After the call dropped a few times, I thought I’d try my luck outside, hoping that there’d be signal as well as privacy; that worked a bit, but didn’t compensate for the heavy nature of the conversation that she and I were having.

The Ex was stuck in the loop of trying to pry open that which was closed, and every time Nook would break off contact, he would find some reason to start it up again a short time later.

Being so far away from Nook, so many kilometres as well as timezones, really hurt.  I just wanted to do my best to make it all better, hold her hand and take her away from all the frustration, but it wasn’t our time for that yet.

For now, Nook had to deal with this annoying cycle of communication, and I had to deal with being on the other side of the planet.

 

G’day.

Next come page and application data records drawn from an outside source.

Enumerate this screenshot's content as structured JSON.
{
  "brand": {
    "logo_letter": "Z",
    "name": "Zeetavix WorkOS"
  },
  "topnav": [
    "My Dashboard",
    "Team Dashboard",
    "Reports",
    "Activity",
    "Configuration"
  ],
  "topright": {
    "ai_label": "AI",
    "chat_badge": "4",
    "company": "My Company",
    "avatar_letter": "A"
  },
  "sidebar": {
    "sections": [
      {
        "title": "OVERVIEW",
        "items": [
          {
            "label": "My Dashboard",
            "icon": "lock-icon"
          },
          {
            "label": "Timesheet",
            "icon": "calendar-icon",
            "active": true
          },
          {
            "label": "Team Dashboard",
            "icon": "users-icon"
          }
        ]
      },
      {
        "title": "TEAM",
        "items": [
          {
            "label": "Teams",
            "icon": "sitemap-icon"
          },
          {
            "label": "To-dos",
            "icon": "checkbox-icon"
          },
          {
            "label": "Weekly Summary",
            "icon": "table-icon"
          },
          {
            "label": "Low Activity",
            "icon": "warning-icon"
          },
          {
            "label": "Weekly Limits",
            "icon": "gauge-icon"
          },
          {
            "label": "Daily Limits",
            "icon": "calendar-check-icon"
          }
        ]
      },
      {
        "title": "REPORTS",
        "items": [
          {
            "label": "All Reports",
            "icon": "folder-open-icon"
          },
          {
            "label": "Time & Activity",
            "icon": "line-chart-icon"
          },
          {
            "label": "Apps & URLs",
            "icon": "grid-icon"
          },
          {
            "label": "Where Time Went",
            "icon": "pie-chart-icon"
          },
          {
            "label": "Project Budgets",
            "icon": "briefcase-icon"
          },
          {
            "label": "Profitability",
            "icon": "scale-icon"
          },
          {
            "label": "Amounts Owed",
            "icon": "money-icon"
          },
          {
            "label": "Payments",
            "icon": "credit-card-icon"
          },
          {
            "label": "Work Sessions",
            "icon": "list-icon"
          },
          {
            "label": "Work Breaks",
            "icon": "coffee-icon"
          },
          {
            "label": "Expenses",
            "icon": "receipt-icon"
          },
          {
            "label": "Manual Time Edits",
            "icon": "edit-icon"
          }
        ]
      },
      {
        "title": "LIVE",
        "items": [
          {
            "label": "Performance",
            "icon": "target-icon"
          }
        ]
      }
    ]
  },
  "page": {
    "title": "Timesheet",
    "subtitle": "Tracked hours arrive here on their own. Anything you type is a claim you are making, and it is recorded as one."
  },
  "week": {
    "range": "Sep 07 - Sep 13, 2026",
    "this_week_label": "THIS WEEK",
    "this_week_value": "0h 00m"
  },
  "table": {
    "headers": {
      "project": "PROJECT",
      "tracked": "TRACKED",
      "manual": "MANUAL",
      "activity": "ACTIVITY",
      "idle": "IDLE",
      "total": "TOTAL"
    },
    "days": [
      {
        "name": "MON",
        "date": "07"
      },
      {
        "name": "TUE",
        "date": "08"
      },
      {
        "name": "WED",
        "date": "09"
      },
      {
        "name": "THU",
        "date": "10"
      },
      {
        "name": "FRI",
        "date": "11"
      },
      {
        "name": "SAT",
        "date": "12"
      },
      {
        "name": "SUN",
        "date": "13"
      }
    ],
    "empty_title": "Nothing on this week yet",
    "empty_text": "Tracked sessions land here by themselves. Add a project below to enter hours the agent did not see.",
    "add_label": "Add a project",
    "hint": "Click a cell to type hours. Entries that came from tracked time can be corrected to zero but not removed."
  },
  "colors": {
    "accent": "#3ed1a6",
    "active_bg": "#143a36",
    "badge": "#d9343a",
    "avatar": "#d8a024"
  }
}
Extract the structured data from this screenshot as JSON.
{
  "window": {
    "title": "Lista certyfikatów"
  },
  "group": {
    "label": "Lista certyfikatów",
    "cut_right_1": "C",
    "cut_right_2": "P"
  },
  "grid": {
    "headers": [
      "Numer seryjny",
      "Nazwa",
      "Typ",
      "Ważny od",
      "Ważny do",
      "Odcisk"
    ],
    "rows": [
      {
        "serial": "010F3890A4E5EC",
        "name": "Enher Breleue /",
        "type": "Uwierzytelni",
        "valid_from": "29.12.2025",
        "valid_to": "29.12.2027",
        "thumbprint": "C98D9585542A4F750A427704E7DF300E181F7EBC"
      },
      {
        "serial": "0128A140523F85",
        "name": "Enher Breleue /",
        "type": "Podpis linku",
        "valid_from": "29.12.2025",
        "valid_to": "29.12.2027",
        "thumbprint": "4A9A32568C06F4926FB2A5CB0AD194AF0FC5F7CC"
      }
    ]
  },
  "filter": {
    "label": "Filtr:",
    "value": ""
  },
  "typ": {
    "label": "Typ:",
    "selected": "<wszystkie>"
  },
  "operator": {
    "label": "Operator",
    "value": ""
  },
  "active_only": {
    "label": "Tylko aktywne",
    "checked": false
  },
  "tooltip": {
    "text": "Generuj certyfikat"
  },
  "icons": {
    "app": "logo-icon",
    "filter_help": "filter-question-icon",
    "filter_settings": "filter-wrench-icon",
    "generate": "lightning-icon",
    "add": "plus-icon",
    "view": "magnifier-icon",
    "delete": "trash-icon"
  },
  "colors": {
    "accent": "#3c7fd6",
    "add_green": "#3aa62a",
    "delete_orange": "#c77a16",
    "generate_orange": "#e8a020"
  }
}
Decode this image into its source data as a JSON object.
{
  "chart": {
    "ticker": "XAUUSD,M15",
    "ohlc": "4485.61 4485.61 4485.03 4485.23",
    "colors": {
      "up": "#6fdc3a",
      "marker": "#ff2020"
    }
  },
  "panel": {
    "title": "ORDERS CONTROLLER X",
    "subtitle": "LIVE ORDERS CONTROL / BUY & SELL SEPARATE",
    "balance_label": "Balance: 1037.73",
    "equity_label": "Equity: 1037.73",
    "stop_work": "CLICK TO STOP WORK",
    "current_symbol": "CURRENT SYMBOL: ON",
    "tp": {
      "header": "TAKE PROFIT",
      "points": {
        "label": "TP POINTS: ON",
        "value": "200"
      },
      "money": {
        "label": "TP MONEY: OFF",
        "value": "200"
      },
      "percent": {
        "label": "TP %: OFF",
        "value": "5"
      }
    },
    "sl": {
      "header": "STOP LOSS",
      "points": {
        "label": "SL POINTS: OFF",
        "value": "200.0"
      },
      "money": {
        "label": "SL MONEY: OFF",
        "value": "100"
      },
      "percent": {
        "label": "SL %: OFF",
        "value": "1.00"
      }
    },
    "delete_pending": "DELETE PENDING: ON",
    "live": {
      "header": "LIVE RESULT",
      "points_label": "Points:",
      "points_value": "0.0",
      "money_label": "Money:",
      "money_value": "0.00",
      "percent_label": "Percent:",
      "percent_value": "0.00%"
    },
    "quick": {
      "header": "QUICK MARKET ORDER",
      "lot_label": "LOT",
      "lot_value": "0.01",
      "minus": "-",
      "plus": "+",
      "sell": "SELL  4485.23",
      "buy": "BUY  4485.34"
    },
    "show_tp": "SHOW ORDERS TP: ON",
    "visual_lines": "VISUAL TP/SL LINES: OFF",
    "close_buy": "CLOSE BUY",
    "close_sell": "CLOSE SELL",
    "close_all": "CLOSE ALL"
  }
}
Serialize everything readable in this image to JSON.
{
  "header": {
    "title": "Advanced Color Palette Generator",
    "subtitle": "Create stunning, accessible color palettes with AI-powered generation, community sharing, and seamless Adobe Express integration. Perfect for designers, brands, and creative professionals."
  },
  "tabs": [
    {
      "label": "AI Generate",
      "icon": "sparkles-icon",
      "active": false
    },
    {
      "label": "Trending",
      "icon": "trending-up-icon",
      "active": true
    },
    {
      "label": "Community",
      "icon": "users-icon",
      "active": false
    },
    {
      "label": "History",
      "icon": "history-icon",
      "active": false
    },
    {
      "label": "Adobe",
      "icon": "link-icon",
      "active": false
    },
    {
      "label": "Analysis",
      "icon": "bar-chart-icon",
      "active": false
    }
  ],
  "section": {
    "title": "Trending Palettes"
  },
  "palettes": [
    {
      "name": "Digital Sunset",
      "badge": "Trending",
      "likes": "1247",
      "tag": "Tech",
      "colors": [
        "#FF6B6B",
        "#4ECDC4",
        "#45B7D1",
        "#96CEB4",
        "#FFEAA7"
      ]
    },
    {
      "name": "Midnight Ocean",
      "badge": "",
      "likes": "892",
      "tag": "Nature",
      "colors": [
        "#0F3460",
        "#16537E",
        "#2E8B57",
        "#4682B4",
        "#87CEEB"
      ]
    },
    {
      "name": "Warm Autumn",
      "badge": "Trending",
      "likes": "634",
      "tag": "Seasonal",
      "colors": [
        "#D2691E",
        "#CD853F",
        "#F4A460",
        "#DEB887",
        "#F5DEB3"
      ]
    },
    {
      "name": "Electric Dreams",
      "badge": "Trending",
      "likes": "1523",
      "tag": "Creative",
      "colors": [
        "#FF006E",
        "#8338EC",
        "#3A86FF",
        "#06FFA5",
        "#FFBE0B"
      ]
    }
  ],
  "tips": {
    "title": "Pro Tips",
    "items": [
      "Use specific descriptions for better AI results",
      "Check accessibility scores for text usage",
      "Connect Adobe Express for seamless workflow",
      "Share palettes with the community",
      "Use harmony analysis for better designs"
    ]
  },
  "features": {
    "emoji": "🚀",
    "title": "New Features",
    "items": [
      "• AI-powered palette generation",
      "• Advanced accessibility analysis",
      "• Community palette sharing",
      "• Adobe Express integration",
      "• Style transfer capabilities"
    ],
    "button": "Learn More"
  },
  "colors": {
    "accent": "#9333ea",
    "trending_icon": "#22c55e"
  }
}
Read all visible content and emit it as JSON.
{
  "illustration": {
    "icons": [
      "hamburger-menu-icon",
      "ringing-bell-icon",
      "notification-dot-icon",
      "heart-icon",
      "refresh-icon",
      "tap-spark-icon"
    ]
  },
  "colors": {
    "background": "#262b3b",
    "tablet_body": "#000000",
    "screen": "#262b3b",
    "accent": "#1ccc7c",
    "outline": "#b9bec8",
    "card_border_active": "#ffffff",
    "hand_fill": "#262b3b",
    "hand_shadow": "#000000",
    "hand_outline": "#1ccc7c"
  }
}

After the conference I took a flight down to Melbourne to meet up with friends and try to sort out the last remaining elements that I was negotiating for a job contract.  After the last few days of feeling helpless at the conference and trying to be there for Nook, my head was spinning.  I knew I wasn’t likely to get much down-time in Melbourne, and, if things went well, life was about to get a whole lot more complicated.

When I met up with some of my local friends for dinner, I suspect they weren’t expecting me to blather on as much as I likely did about Nook and I, as well as this potential job change.  They seemed genuinely happy that I’d be moving to the area, but I suspect that after our second (or was it third?) bottle of wine, they’d had enough of the brief catharsis I’d achieved.

It was necessary.  There were a lot of things that were going on inside my head and at least vocalising some of them needed to be done.  I’m grateful for their patience.

One of the other things I told Nook I would do in Melbourne was keep my eyes open for any potential engagement rings which met the sort of style requirements that she was after.  The day that I met up with my friends for dinner I called Nook and told her that I had a “very interesting day” shopping in Melbourne.

She wondered what that meant and I was cagey on details.  Let’s just say that the more she asked what “interesting day” meant, the more I grinned, knowing something she did not know.  More on that in the next chapter.

I’d arranged to meet up with my local potential-boss the morning of my flight out of Melbourne.  We figured it would only take an hour or so, and my flight wasn’t till mid afternoon, so there was plenty of time.  I got there nice and early, we had a coffee overlooking the bay, and then sat down to business with one of the Human Resource representatives there to help navigate us through what needed doing.

Agreement was reached.

Hands shook.

I went downstairs to head back to the hotel and pack up for my flight out and, of course, called Nook straight away.  I know exactly where I was standing, and my first words to her:  “This is happening, Nook.  It’s real.”

I launched in to some of the details of the agreement, but the important point I wanted to convey was that barring any unforeseen problems, the two of us would be heading Down Under at some point in the coming months.

It sounded so simple, when I said it like that, but there were many, many challenges yet to come.

So that was May.  What a month.  It went from extreme discomfort at the behaviour of Nook’s ex to cautious optimism and a hint of serious adventure just around the corner.